Opus 101: Piano Sonata No. 28 in A major (1816)

Opus 106: Piano Sonata No. 29 in B-flat major ("Hammerklavier") (1819)

Opus 109: Piano Sonata No. 30 in E major (1820)

Opus 110: Piano Sonata No. 31 in A-flat major (1821)

Opus 111: Piano Sonata No. 32 in C minor (1822)

Performances and recordings[edit]

In a single concert cyclus, the whole 32 sonatas were first performed by Hans von Bülow.[1] A number of other pianists have emulated this feat, including Artur Schnabel (the first since Bülow to play the complete cycle in concert from memory), Roger Woodward[2] and Michael Houstoun, who has performed the full sonata cycle twice; first at the age of 40, and then 20 years later in 2013.[3]

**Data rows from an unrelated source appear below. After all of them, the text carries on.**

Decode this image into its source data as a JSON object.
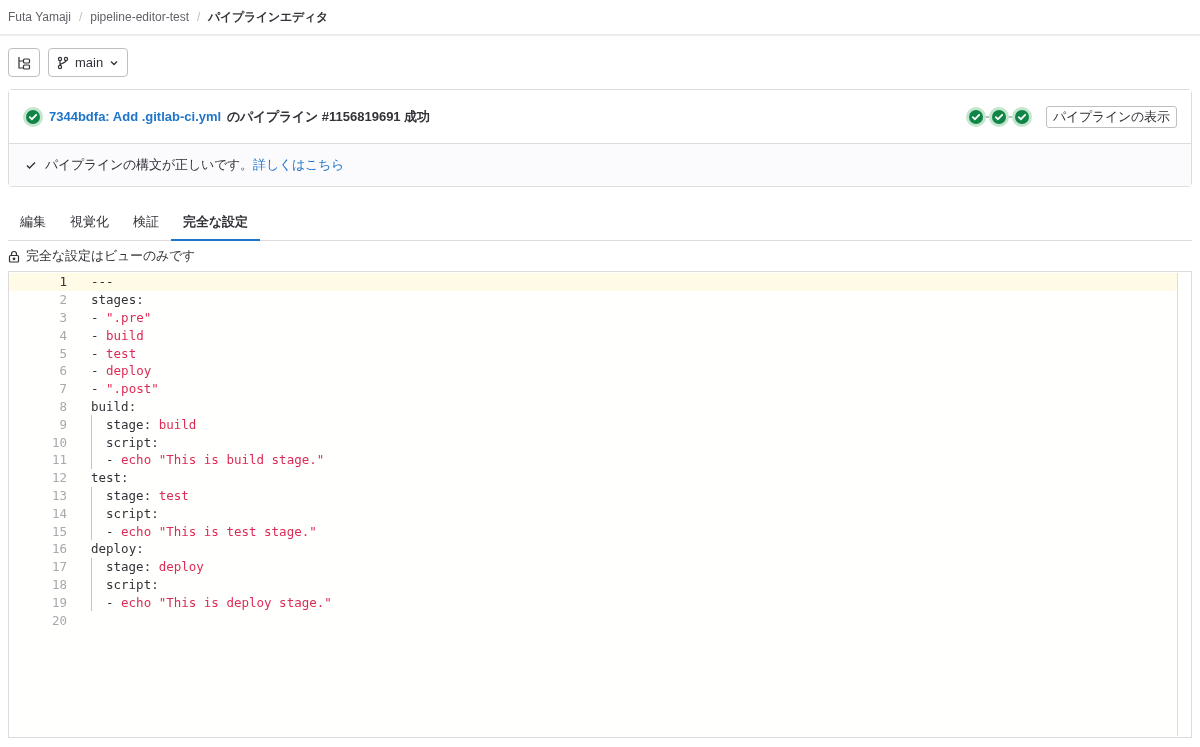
{
  "breadcrumb": [
    {
      "label": "Futa Yamaji",
      "current": false
    },
    {
      "separator": "/",
      "label": "pipeline-editor-test",
      "current": false
    },
    {
      "separator": "/",
      "label": "パイプラインエディタ",
      "current": true
    }
  ],
  "branch": {
    "label": "main"
  },
  "pipeline": {
    "passed": true,
    "link": "7344bdfa: Add .gitlab-ci.yml",
    "text": "のパイプライン #1156819691 成功",
    "stages": [
      {
        "passed": true
      },
      {
        "passed": true
      },
      {
        "passed": true
      }
    ],
    "view_button": "パイプラインの表示"
  },
  "validation": {
    "valid": true,
    "message": "パイプラインの構文が正しいです。",
    "link": "詳しくはこちら"
  },
  "tabs": [
    {
      "label": "編集",
      "selected": false
    },
    {
      "label": "視覚化",
      "selected": false
    },
    {
      "label": "検証",
      "selected": false
    },
    {
      "label": "完全な設定",
      "selected": true
    }
  ],
  "notice": "完全な設定はビューのみです",
  "code": [
    {
      "number": "1",
      "current": true,
      "indent": false,
      "key": "---"
    },
    {
      "number": "2",
      "current": false,
      "indent": false,
      "key": "stages:"
    },
    {
      "number": "3",
      "current": false,
      "indent": false,
      "key": "- ",
      "value": "\".pre\""
    },
    {
      "number": "4",
      "current": false,
      "indent": false,
      "key": "- ",
      "value": "build"
    },
    {
      "number": "5",
      "current": false,
      "indent": false,
      "key": "- ",
      "value": "test"
    },
    {
      "number": "6",
      "current": false,
      "indent": false,
      "key": "- ",
      "value": "deploy"
    },
    {
      "number": "7",
      "current": false,
      "indent": false,
      "key": "- ",
      "value": "\".post\""
    },
    {
      "number": "8",
      "current": false,
      "indent": false,
      "key": "build:"
    },
    {
      "number": "9",
      "current": false,
      "indent": true,
      "key": "stage: ",
      "value": "build"
    },
    {
      "number": "10",
      "current": false,
      "indent": true,
      "key": "script:"
    },
    {
      "number": "11",
      "current": false,
      "indent": true,
      "key": "- ",
      "value": "echo \"This is build stage.\""
    },
    {
      "number": "12",
      "current": false,
      "indent": false,
      "key": "test:"
    },
    {
      "number": "13",
      "current": false,
      "indent": true,
      "key": "stage: ",
      "value": "test"
    },
    {
      "number": "14",
      "current": false,
      "indent": true,
      "key": "script:"
    },
    {
      "number": "15",
      "current": false,
      "indent": true,
      "key": "- ",
      "value": "echo \"This is test stage.\""
    },
    {
      "number": "16",
      "current": false,
      "indent": false,
      "key": "deploy:"
    },
    {
      "number": "17",
      "current": false,
      "indent": true,
      "key": "stage: ",
      "value": "deploy"
    },
    {
      "number": "18",
      "current": false,
      "indent": true,
      "key": "script:"
    },
    {
      "number": "19",
      "current": false,
      "indent": true,
      "key": "- ",
      "value": "echo \"This is deploy stage.\""
    },
    {
      "number": "20",
      "current": false,
      "indent": false
    }
  ]
}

Wilbur R. Schnitker of Muskingum University, New Concord, Ohio, performed the complete cycle in 1969 at age 53. All from memory, he played eight recitals in 15 days. [4]

The first pianist to make a complete recording was Artur Schnabel, who recorded them for EMI between 1932 and 1935.[5] Other pianists to make complete recordings include Claudio Arrau, Vladimir Ashkenazy, Wilhelm Backhaus, Daniel Barenboim, Malcolm Binns (on period pianos), Alfred Brendel, Annie Fischer, Richard Goode, Maria Grinberg, Friedrich Gulda, Jenő Jandó, Wilhelm Kempff, Anton Kuerti, Paul Lewis, HJ Lim, Bernard Roberts, András Schiff, Russell Sherman, and Gerard Willems (the only pianist to do so using a Stuart & Sons piano). Emil Gilels also began to record the set but died before he could complete it.

References[edit]

  1. ^ Carnegie Room Concerts
  2. ^ Celebrate 88. Retrieved 16 July 2014
  3. ^ Hannigan, Margot (21 August 2013). "Beethoven, Houston a treat for audience". The Nelson Mail. Retrieved 29 October 2013. 
  4. ^ Recordings, Crabtown Music, Manasquan, NJ; program, poss of author
  5. ^ Beethoven Complete Piano Sonatas in Two Volumes, ed. by Artur Schnabel, Alfred Masterwork Edition, Publisher's Preface

Literature[edit]

  • Rosen, Charles (2002). Beethoven's Piano Sonatas: A Short Companion. Yale University Press. ISBN 978-0-300-09070-3. 
  • Tovey, Donald (1999). A Companion to Beethoven's Piano Sonatas. Associated Board of the Royal Schools of Music. ISBN 978-1-86096-086-4. 
  • Taub, Robert (2009). Playing the Beethoven Piano Sonatas. Amadeus Press. ISBN 978-1-57467-178-0. 
  • Behrend, William (1988). Ludwig Van Beethoven's Pianoforte Sonatas. Ams Pr Inc. ISBN 978-0-404-12861-6. 
  • Matthews, Denis (1967). Beethoven piano sonatas. British Broadcasting Corporation. 
  • Drake, Kenneth (2000). The Beethoven sonatas and the creative experience. Indiana University Press. ISBN 978-0-253-21382-2. 
  • Harding, Henry Alfred (2010). Analysis of Form in Beethoven's Sonatas. Nabu Press. ISBN 978-1-176-31116-9. 

External links[edit]